It doesn’t have to take two days to get to Oban; It can easily be done in one, but that would be missing the point, wouldn’t it? This is an adventure, you see, and adventures need to start with epic journeys, squid fights, an escape from burning wreckage and being stuck in a large cooking pot with bare-breasted savages dancing about with spears.
And that is just not going to happen if you rush headlong to your start point in one day.
And that’s how I found myself snoozing in the warm sunshine on a London park bench in Russell Square, having woken up to some light snoring. The natives seemed restless, scurrying across this little oasis in small gangs armed with briefcases and brollies, giving my bench a wide berth. Some were particularly attractive, and I dreamed of a hot & steamy death. There might have been silk ropes, oils and alcohol involved: It’s all a bit hazy now.

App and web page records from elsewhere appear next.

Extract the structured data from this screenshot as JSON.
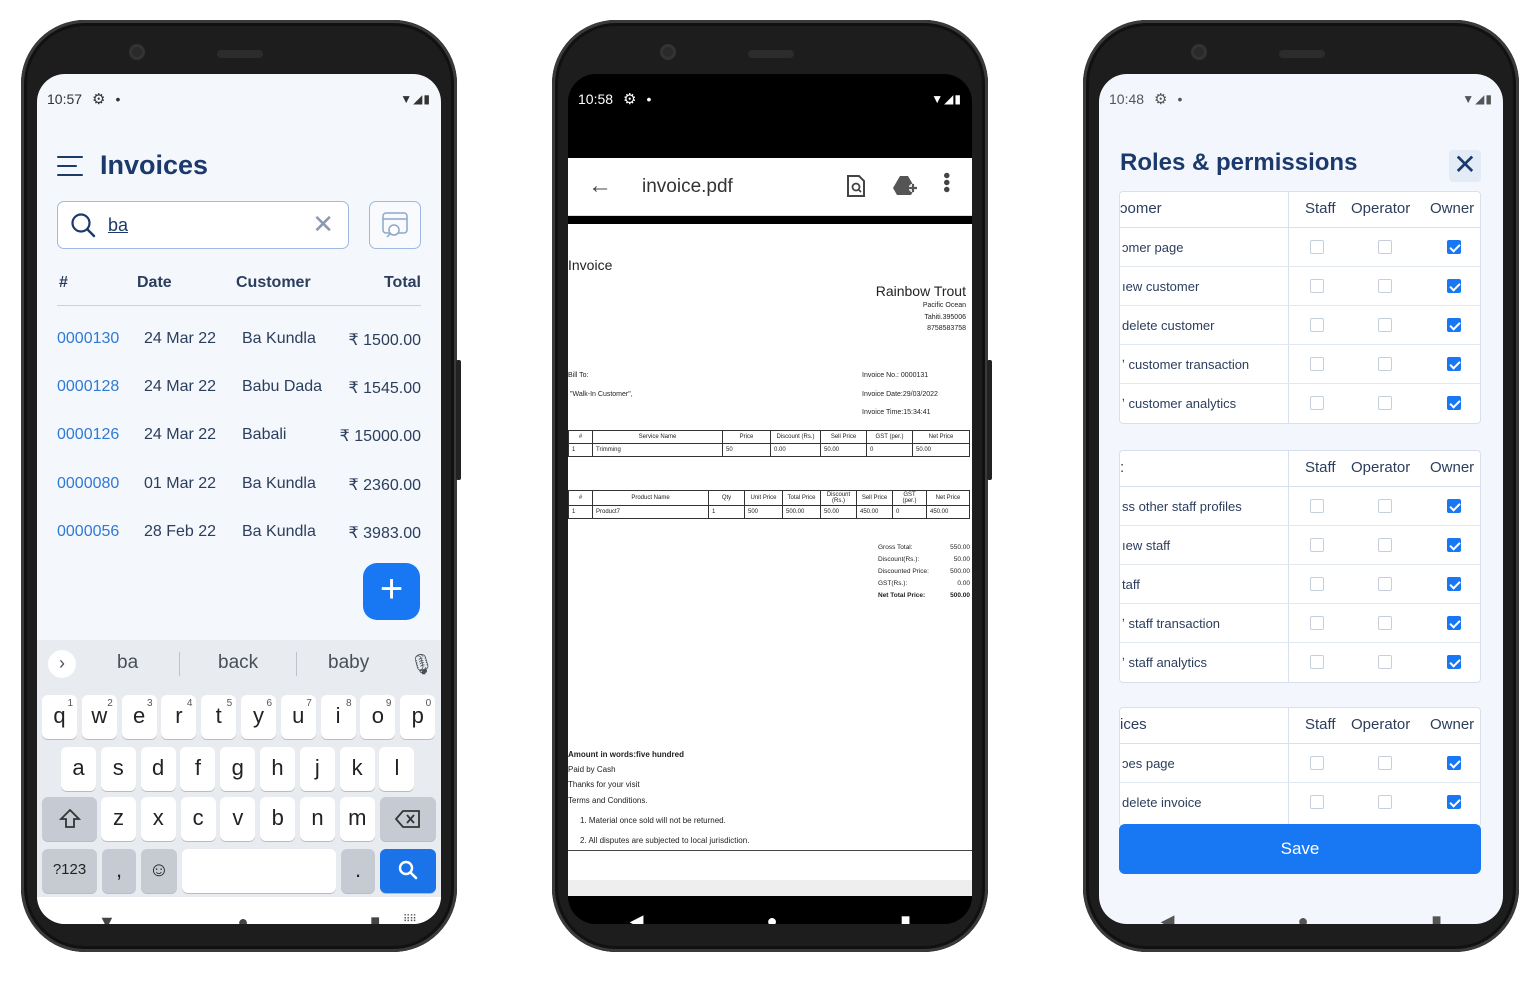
{
  "invoices_screen": {
    "status": {
      "time": "10:57"
    },
    "title": "Invoices",
    "search": {
      "value": "ba"
    },
    "columns": [
      "#",
      "Date",
      "Customer",
      "Total"
    ],
    "rows": [
      {
        "no": "0000130",
        "date": "24 Mar 22",
        "customer": "Ba Kundla",
        "total": "₹ 1500.00"
      },
      {
        "no": "0000128",
        "date": "24 Mar 22",
        "customer": "Babu Dada",
        "total": "₹ 1545.00"
      },
      {
        "no": "0000126",
        "date": "24 Mar 22",
        "customer": "Babali",
        "total": "₹ 15000.00"
      },
      {
        "no": "0000080",
        "date": "01 Mar 22",
        "customer": "Ba Kundla",
        "total": "₹ 2360.00"
      },
      {
        "no": "0000056",
        "date": "28 Feb 22",
        "customer": "Ba Kundla",
        "total": "₹ 3983.00"
      }
    ],
    "keyboard": {
      "suggestions": [
        "ba",
        "back",
        "baby"
      ],
      "row1": [
        "q",
        "w",
        "e",
        "r",
        "t",
        "y",
        "u",
        "i",
        "o",
        "p"
      ],
      "row1_nums": [
        "1",
        "2",
        "3",
        "4",
        "5",
        "6",
        "7",
        "8",
        "9",
        "0"
      ],
      "row2": [
        "a",
        "s",
        "d",
        "f",
        "g",
        "h",
        "j",
        "k",
        "l"
      ],
      "row3": [
        "z",
        "x",
        "c",
        "v",
        "b",
        "n",
        "m"
      ],
      "symbols": "?123",
      "comma": ",",
      "period": "."
    }
  },
  "pdf_screen": {
    "status": {
      "time": "10:58"
    },
    "file_name": "invoice.pdf",
    "doc": {
      "heading": "Invoice",
      "company": "Rainbow Trout",
      "address1": "Pacific Ocean",
      "address2": "Tahiti.395006",
      "phone": "8758583758",
      "bill_to": "Bill To:",
      "customer": "\"Walk-In Customer\",",
      "invoice_no": "Invoice No.: 0000131",
      "invoice_date": "Invoice Date:29/03/2022",
      "invoice_time": "Invoice Time:15:34:41",
      "service_headers": [
        "#",
        "Service Name",
        "Price",
        "Discount (Rs.)",
        "Sell Price",
        "GST (per.)",
        "Net Price"
      ],
      "service_row": [
        "1",
        "Trimming",
        "50",
        "0.00",
        "50.00",
        "0",
        "50.00"
      ],
      "product_headers": [
        "#",
        "Product Name",
        "Qty",
        "Unit Price",
        "Total Price",
        "Discount (Rs.)",
        "Sell Price",
        "GST (per.)",
        "Net Price"
      ],
      "product_row": [
        "1",
        "Product7",
        "1",
        "500",
        "500.00",
        "50.00",
        "450.00",
        "0",
        "450.00"
      ],
      "totals": [
        {
          "label": "Gross Total:",
          "value": "550.00"
        },
        {
          "label": "Discount(Rs.):",
          "value": "50.00"
        },
        {
          "label": "Discounted Price:",
          "value": "500.00"
        },
        {
          "label": "GST(Rs.):",
          "value": "0.00"
        },
        {
          "label": "Net Total Price:",
          "value": "500.00"
        }
      ],
      "amount_words": "Amount in words:five hundred",
      "paid_by": "Paid by Cash",
      "thanks": "Thanks for your visit",
      "terms": "Terms and Conditions.",
      "term1": "1. Material once sold will not be returned.",
      "term2": "2. All disputes are subjected to local jurisdiction."
    }
  },
  "roles_screen": {
    "status": {
      "time": "10:48"
    },
    "title": "Roles & permissions",
    "role_headers": [
      "Staff",
      "Operator",
      "Owner"
    ],
    "groups": [
      {
        "name": "ɔomer",
        "items": [
          "ɔmer page",
          "ıew customer",
          "delete customer",
          "ʼ customer transaction",
          "ʼ customer analytics"
        ]
      },
      {
        "name": ":",
        "items": [
          "ss other staff profiles",
          "ıew staff",
          "taff",
          "ʼ staff transaction",
          "ʼ staff analytics"
        ]
      },
      {
        "name": "ices",
        "items": [
          "ɔes page",
          "delete invoice"
        ]
      }
    ],
    "save_label": "Save"
  }
}
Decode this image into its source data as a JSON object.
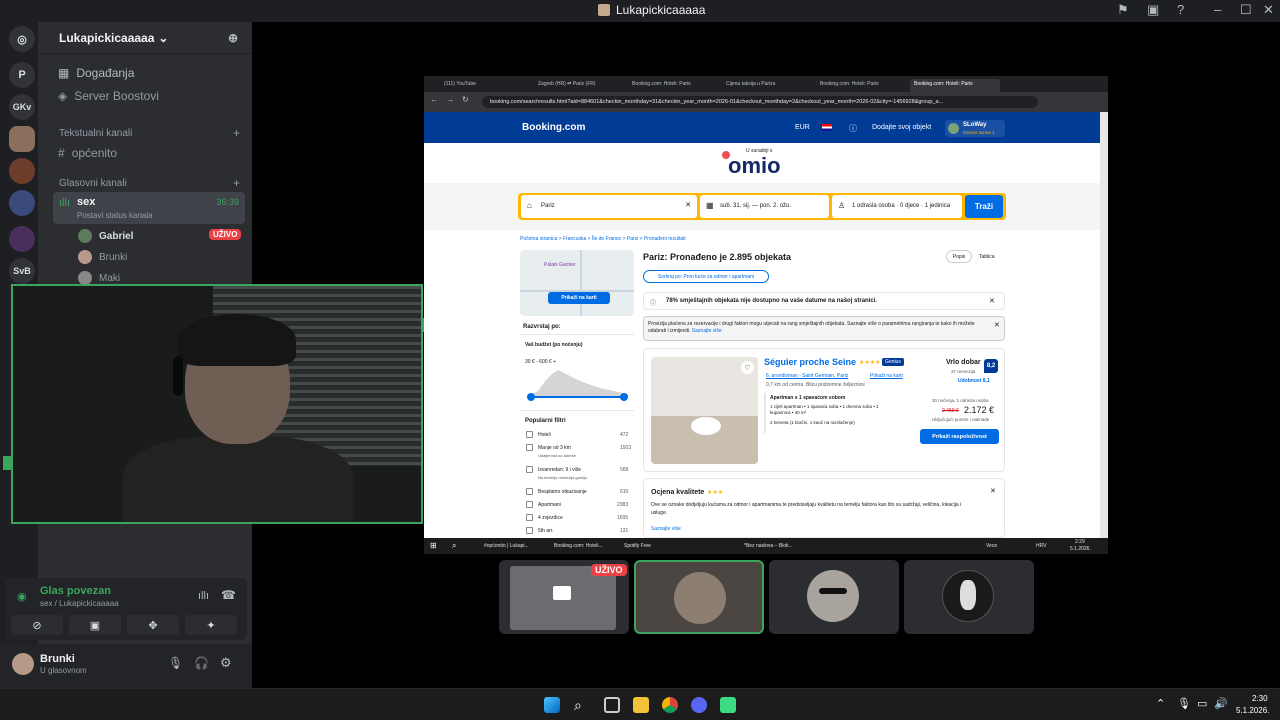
{
  "window": {
    "title": "Lukapickicaaaaa"
  },
  "servers": [
    "P",
    "GKv",
    "SvB"
  ],
  "guild": {
    "name": "Lukapickicaaaaa"
  },
  "channels": {
    "events": "Događanja",
    "boosts": "Server Boostovi",
    "text_category": "Tekstualni kanali",
    "text_channel": "općenito",
    "voice_category": "Glasovni kanali",
    "voice_channel": "sex",
    "voice_time": "36:39",
    "voice_status": "Postavi status kanala",
    "members": [
      {
        "name": "Gabriel",
        "badge": "UŽIVO"
      },
      {
        "name": "Brunki"
      },
      {
        "name": "Maki"
      }
    ]
  },
  "voice_panel": {
    "status": "Glas povezan",
    "location": "sex / Lukapickicaaaaa"
  },
  "user": {
    "name": "Brunki",
    "status": "U glasovnom"
  },
  "browser": {
    "tabs": [
      "(111) YouTube",
      "Zagreb (HR) ⇄ Pariz (FR)",
      "Booking.com: Hoteli: Paris",
      "Cijena taksija u Parizu",
      "Booking.com: Hoteli: Paris",
      "Booking.com: Hoteli: Paris"
    ],
    "url": "booking.com/searchresults.html?aid=884601&checkin_monthday=31&checkin_year_month=2026-01&checkout_monthday=2&checkout_year_month=2026-02&city=-1456928&group_a..."
  },
  "booking": {
    "logo": "Booking.com",
    "currency": "EUR",
    "list_property": "Dodajte svoj objekt",
    "account_name": "SLoWay",
    "account_level": "Genius razina 1",
    "partner_label": "U suradnji s",
    "partner_logo": "omio",
    "search": {
      "destination": "Pariz",
      "dates": "sub. 31. sij.  —  pon. 2. ožu.",
      "guests": "1 odrasla osoba · 0 djece · 1 jedinica",
      "submit": "Traži"
    },
    "breadcrumb": "Početna stranica > Francuska > Île de France > Pariz > Pronađeni rezultati",
    "map_button": "Prikaži na karti",
    "map_label": "Palais Garnier",
    "results_title": "Pariz: Pronađeno je 2.895 objekata",
    "sort": "Sortiraj po: Prvo kuće za odmor i apartmani",
    "view_toggle": [
      "Popis",
      "Tablica"
    ],
    "alert": "78% smještajnih objekata nije dostupno na vaše datume na našoj stranici.",
    "notice": "Provizija plaćena za rezervacije i drugi faktori mogu utjecati na rang smještajnih objekata. Saznajte više o parametrima rangiranja te kako ih možete odabrati i izmijeniti.",
    "notice_link": "Saznajte više",
    "filters": {
      "heading": "Razvrstaj po:",
      "budget": "Vaš budžet (po noćenju)",
      "budget_range": "30 € - 600 € +",
      "popular": "Popularni filtri",
      "items": [
        {
          "label": "Hoteli",
          "count": "472"
        },
        {
          "label": "Manje od 3 km",
          "count": "1503",
          "sub": "Udaljenost od adrese"
        },
        {
          "label": "Izvanredan: 9 i više",
          "count": "568",
          "sub": "Na temelju recenzija gostiju"
        },
        {
          "label": "Besplatno otkazivanje",
          "count": "610"
        },
        {
          "label": "Apartmani",
          "count": "2383"
        },
        {
          "label": "4 zvjezdice",
          "count": "1695"
        },
        {
          "label": "5th arr.",
          "count": "131"
        }
      ]
    },
    "property": {
      "name": "Séguier proche Seine",
      "genius": "Genius",
      "address": "6. arondisman - Saint Germain, Pariz",
      "map_link": "Prikaži na karti",
      "distance": "0,7 km od centra",
      "transit": "Blizu podzemne željeznice",
      "room": "Apartman s 1 spavaćom sobom",
      "details": "1 cijeli apartman • 1 spavaća soba • 1 dnevna soba • 1 kupaonica • 40 m²",
      "beds": "2 kreveta (1 bračni, 1 kauč na razvlačenje)",
      "rating_word": "Vrlo dobar",
      "reviews": "37 recenzija",
      "score": "8,2",
      "location_score": "Udobnost 8,1",
      "stay": "30 noćenja, 1 odrasla osoba",
      "old_price": "2.459 €",
      "price": "2.172 €",
      "taxes": "Uključujući poreze i naknade",
      "cta": "Prikaži raspoloživost"
    },
    "quality": {
      "title": "Ocjena kvalitete",
      "text": "Ove se oznake dodjeljuju kućama za odmor i apartmanima te predstavljaju kvalitetu na temelju faktora kao što su sadržaji, veličina, lokacija i usluge.",
      "link": "Saznajte više"
    }
  },
  "inner_taskbar": {
    "items": [
      "#općenito | Lukapi...",
      "Booking.com: Hoteli...",
      "Spotify Free",
      "*Bez naslova – Blok..."
    ],
    "weather": "Vece",
    "lang": "HRV",
    "time": "2:29",
    "date": "5.1.2026."
  },
  "thumb_badge": "UŽIVO",
  "taskbar": {
    "time": "2:30",
    "date": "5.1.2026."
  },
  "colors": {
    "discord_green": "#3ba55d",
    "booking_blue": "#003b95",
    "booking_yellow": "#ffb700",
    "live_red": "#ed4245"
  }
}
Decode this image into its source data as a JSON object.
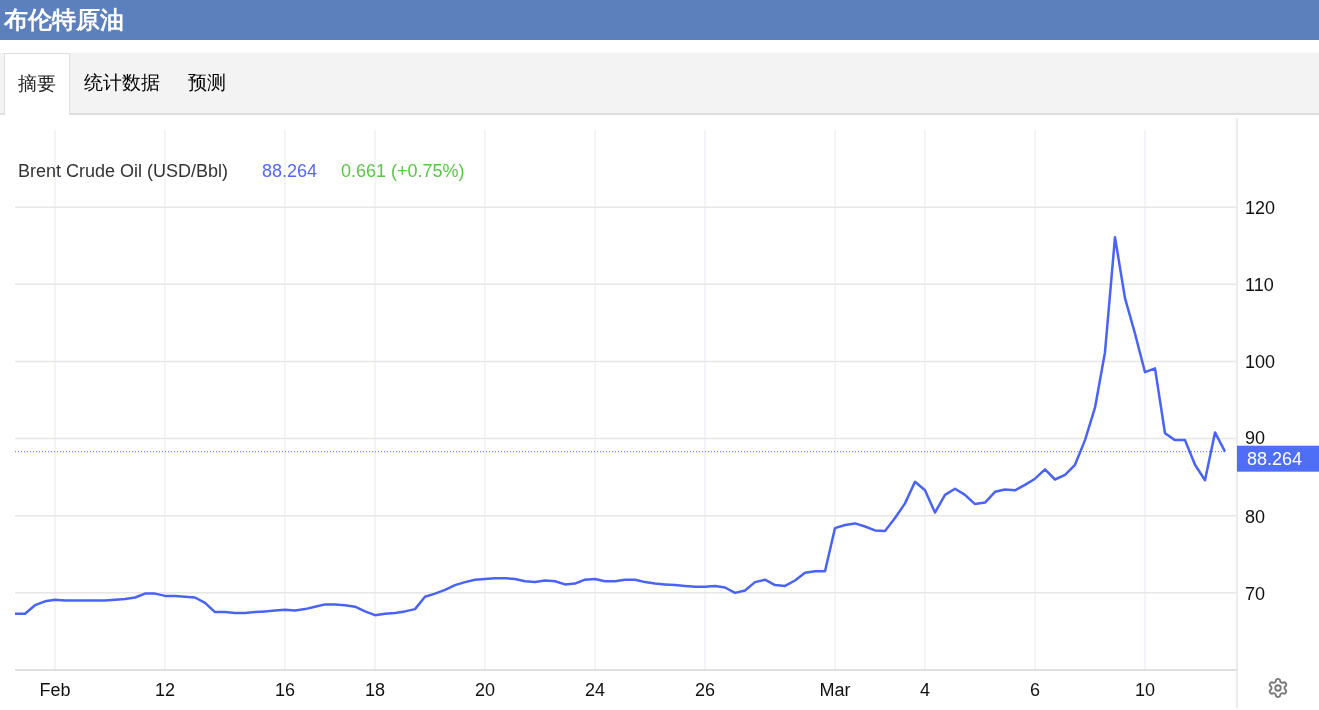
{
  "header": {
    "title": "布伦特原油"
  },
  "tabs": [
    {
      "label": "摘要",
      "selected": true
    },
    {
      "label": "统计数据",
      "selected": false
    },
    {
      "label": "预测",
      "selected": false
    }
  ],
  "legend": {
    "price": "88.264",
    "change": "0.661 (+0.75%)"
  },
  "price_label": "88.264",
  "chart_data": {
    "type": "line",
    "grid": true,
    "categories": [
      null,
      null,
      null,
      null,
      "Feb",
      null,
      null,
      null,
      null,
      null,
      null,
      null,
      null,
      null,
      null,
      "12",
      null,
      null,
      null,
      null,
      null,
      null,
      null,
      null,
      null,
      null,
      null,
      "16",
      null,
      null,
      null,
      null,
      null,
      null,
      null,
      null,
      "18",
      null,
      null,
      null,
      null,
      null,
      null,
      null,
      null,
      null,
      null,
      "20",
      null,
      null,
      null,
      null,
      null,
      null,
      null,
      null,
      null,
      null,
      "24",
      null,
      null,
      null,
      null,
      null,
      null,
      null,
      null,
      null,
      null,
      "26",
      null,
      null,
      null,
      null,
      null,
      null,
      null,
      null,
      null,
      null,
      null,
      null,
      "Mar",
      null,
      null,
      null,
      null,
      null,
      null,
      null,
      null,
      "4",
      null,
      null,
      null,
      null,
      null,
      null,
      null,
      null,
      null,
      null,
      "6",
      null,
      null,
      null,
      null,
      null,
      null,
      null,
      null,
      null,
      null,
      "10",
      null,
      null,
      null,
      null,
      null,
      null,
      null,
      null
    ],
    "series": [
      {
        "name": "Brent Crude Oil (USD/Bbl)",
        "color": "#4a63f5",
        "values": [
          67.3,
          67.3,
          68.4,
          68.9,
          69.1,
          69.0,
          69.0,
          69.0,
          69.0,
          69.0,
          69.1,
          69.2,
          69.4,
          69.9,
          69.9,
          69.6,
          69.6,
          69.5,
          69.4,
          68.7,
          67.5,
          67.5,
          67.4,
          67.4,
          67.5,
          67.6,
          67.7,
          67.8,
          67.7,
          67.9,
          68.2,
          68.5,
          68.5,
          68.4,
          68.2,
          67.6,
          67.1,
          67.3,
          67.4,
          67.6,
          67.9,
          69.5,
          69.9,
          70.4,
          71.0,
          71.4,
          71.7,
          71.8,
          71.9,
          71.9,
          71.8,
          71.5,
          71.4,
          71.6,
          71.5,
          71.1,
          71.2,
          71.7,
          71.8,
          71.5,
          71.5,
          71.7,
          71.7,
          71.4,
          71.2,
          71.1,
          71.0,
          70.9,
          70.8,
          70.8,
          70.9,
          70.7,
          70.0,
          70.3,
          71.4,
          71.7,
          71.0,
          70.9,
          71.6,
          72.6,
          72.8,
          72.8,
          78.4,
          78.8,
          79.0,
          78.6,
          78.1,
          78.0,
          79.7,
          81.6,
          84.4,
          83.3,
          80.4,
          82.7,
          83.5,
          82.7,
          81.5,
          81.7,
          83.1,
          83.4,
          83.3,
          84.0,
          84.8,
          86.0,
          84.7,
          85.3,
          86.6,
          89.8,
          94.0,
          101.2,
          116.1,
          108.2,
          103.6,
          98.6,
          99.1,
          90.7,
          89.8,
          89.8,
          86.6,
          84.6,
          90.8,
          88.3
        ]
      },
      {
        "color": "#5567f5",
        "line_style": "dotted",
        "values": [
          88.3,
          88.3,
          88.3,
          88.3,
          88.3,
          88.3,
          88.3,
          88.3,
          88.3,
          88.3,
          88.3,
          88.3,
          88.3,
          88.3,
          88.3,
          88.3,
          88.3,
          88.3,
          88.3,
          88.3,
          88.3,
          88.3,
          88.3,
          88.3,
          88.3,
          88.3,
          88.3,
          88.3,
          88.3,
          88.3,
          88.3,
          88.3,
          88.3,
          88.3,
          88.3,
          88.3,
          88.3,
          88.3,
          88.3,
          88.3,
          88.3,
          88.3,
          88.3,
          88.3,
          88.3,
          88.3,
          88.3,
          88.3,
          88.3,
          88.3,
          88.3,
          88.3,
          88.3,
          88.3,
          88.3,
          88.3,
          88.3,
          88.3,
          88.3,
          88.3,
          88.3,
          88.3,
          88.3,
          88.3,
          88.3,
          88.3,
          88.3,
          88.3,
          88.3,
          88.3,
          88.3,
          88.3,
          88.3,
          88.3,
          88.3,
          88.3,
          88.3,
          88.3,
          88.3,
          88.3,
          88.3,
          88.3,
          88.3,
          88.3,
          88.3,
          88.3,
          88.3,
          88.3,
          88.3,
          88.3,
          88.3,
          88.3,
          88.3,
          88.3,
          88.3,
          88.3,
          88.3,
          88.3,
          88.3,
          88.3,
          88.3,
          88.3,
          88.3,
          88.3,
          88.3,
          88.3,
          88.3,
          88.3,
          88.3,
          88.3,
          88.3,
          88.3,
          88.3,
          88.3,
          88.3,
          88.3,
          88.3,
          88.3,
          88.3,
          88.3,
          88.3,
          88.3
        ]
      }
    ],
    "ylim": [
      60,
      130
    ],
    "yticks": [
      70,
      80,
      90,
      100,
      110,
      120
    ]
  }
}
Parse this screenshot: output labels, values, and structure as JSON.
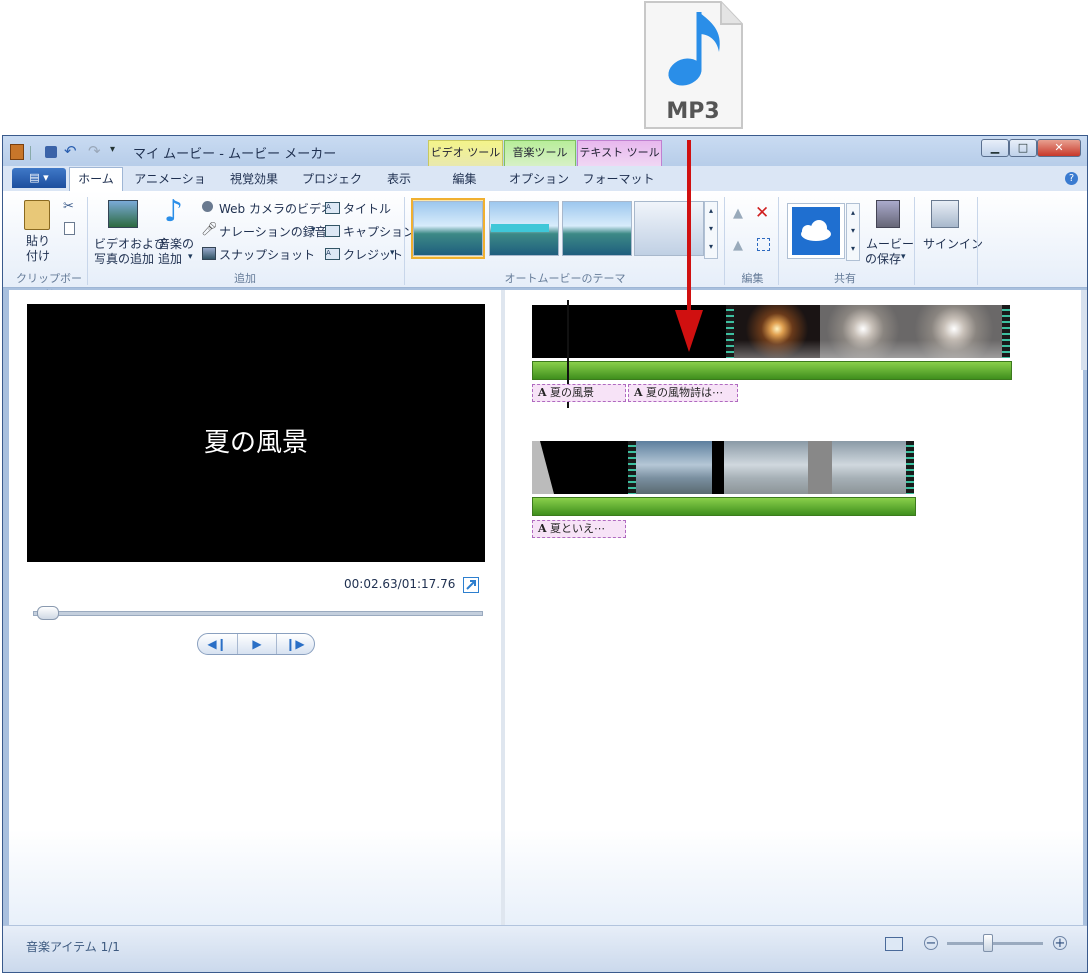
{
  "file_icon": {
    "label": "MP3",
    "accent": "#2a8ee8"
  },
  "window": {
    "title": "マイ ムービー - ムービー メーカー"
  },
  "context_tabs": {
    "video_tools": "ビデオ ツール",
    "music_tools": "音楽ツール",
    "text_tools": "テキスト ツール"
  },
  "tabs": [
    "ホーム",
    "アニメーション",
    "視覚効果",
    "プロジェクト",
    "表示",
    "編集",
    "オプション",
    "フォーマット"
  ],
  "ribbon": {
    "paste": "貼り\n付け",
    "clipboard_group": "クリップボード",
    "add_video_photo_line1": "ビデオおよび",
    "add_video_photo_line2": "写真の追加",
    "add_music_line1": "音楽の",
    "add_music_line2": "追加",
    "webcam": "Web カメラのビデオ",
    "narration": "ナレーションの録音",
    "snapshot": "スナップショット",
    "title": "タイトル",
    "caption": "キャプション",
    "credits": "クレジット",
    "add_group": "追加",
    "automovie_group": "オートムービーのテーマ",
    "edit_group": "編集",
    "share_group": "共有",
    "save_movie_line1": "ムービー",
    "save_movie_line2": "の保存",
    "sign_in": "サインイン"
  },
  "preview": {
    "text": "夏の風景",
    "timecode": "00:02.63/01:17.76",
    "progress": 0.034
  },
  "storyboard": {
    "row1_captions": [
      "夏の風景",
      "夏の風物詩は⋯"
    ],
    "row2_captions": [
      "夏といえ⋯"
    ]
  },
  "status": {
    "text": "音楽アイテム 1/1",
    "zoom_level": 0.4
  },
  "colors": {
    "arrow": "#d01010",
    "audio": "#4fa52a"
  }
}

But, in one bound I was free, and so made my escape northwards (you’ll hear a lot about “north” in the next week or so) to Tavistock Square, where, hoping for sage advice, I communed with that nice Mr Ghandi. He mumbled something about avoiding alcohol, women and squid-fights. With a slightly fuzzy head after a really lovely late lunch with an old girlfriend, I decided to carry on with the trek north.
Next stop was the Euston Tap, which had been recommended to me some time ago, by that inveterate lush, Randy Howell, as a good joint for real ales.
Well, credit where credit’s due: This jewel-case did in fact carry a few gems and I recall trying ‘Buxton Moor Top’ before the spiral staircase to the upper deck defeated both me and my rucksack’s further vertical progress.
There was nothing for it but to head in a northerly direction once more, and so with my loins re-girded, I struck out for the Bree Louise, to meet up with two sleeper trains’ of Challengers. Phil, Andy & I were on the 11:50pm to Glasgow, but there was also the 9:15 to Fort William & Inverness to meet up with as well. And here are some of the Challengers for both those trains.
[PICTURES COURTESY OF JOHN]
At some point in the evening, strong hallucinogenic drugs were shared out. Mad’n’Bad blamed me. I blamed Jane. If that’s what nicotine does to your brain I’ll nip out now and buy twenty massive Havana's.
The 11:50 sleeper isn’t a great ride. As soon as your head hits the pillow, the uniformed storm-trooper is bashing your door down with a cup of luke-warm coffee and two fingers of shortcake. It’s a very rude, early awakening which has none of the charms of the longer, more relaxed service of the 9:15.
However, it does take you north, to Glasgow.
Queen Street Station slowly filled with society’s ne’er-do-wells, all sporting impossibly heavy rucksacks and a disgustingly healthy cleanliness, that would inevitably dissolve into a quagmirey mess of tick bites and body odour in a matter of days. One chap was sporting the very latest in technical bin-liners and he assured the curious onlookers that it was bomb-proof, barbed wire proof and up to the job. We never saw the garment again…
Our train trundled into Oban and we were soon in our room at the Youth Hostel, looking over to Mull:
There was the small matter of one member of our party, who shall remain nameless, disporting himself at the window as two young ladies passed by below. We shall draw a veil over the incident and it won’t be mentioned again. What happens on the Challenge stays on the Challenge. After a small gratuity was paid, the girls agreed not to take the matter any further.
The other members of our party concentrated their efforts on the scenic splendours of the evening:
Lord Elpus was chucked into the Power Shower, (set on “stun”) and his sins were flayed from his miserable debauched flesh.
We all slept nervously in our bunks, with Andy dreaming of footless pregnant women and Phil had mad axe-men smashing down our bedroom door.